Component data from apps and pages>
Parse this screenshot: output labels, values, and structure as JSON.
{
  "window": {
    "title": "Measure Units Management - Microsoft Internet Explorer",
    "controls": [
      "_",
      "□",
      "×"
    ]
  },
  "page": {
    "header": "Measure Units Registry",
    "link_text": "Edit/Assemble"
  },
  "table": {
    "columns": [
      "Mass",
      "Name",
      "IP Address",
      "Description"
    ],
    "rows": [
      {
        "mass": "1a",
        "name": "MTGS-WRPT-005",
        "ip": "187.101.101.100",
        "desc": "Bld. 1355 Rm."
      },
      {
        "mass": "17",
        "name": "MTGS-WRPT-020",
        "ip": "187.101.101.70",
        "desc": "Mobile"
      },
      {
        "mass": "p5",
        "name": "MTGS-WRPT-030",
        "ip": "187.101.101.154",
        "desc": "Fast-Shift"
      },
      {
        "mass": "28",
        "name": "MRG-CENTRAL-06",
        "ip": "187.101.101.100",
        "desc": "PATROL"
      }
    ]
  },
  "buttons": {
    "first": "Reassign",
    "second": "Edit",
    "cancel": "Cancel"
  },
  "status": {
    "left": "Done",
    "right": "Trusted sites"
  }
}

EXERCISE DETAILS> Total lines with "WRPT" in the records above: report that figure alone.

OUTPUT FOR THIS TASK> 3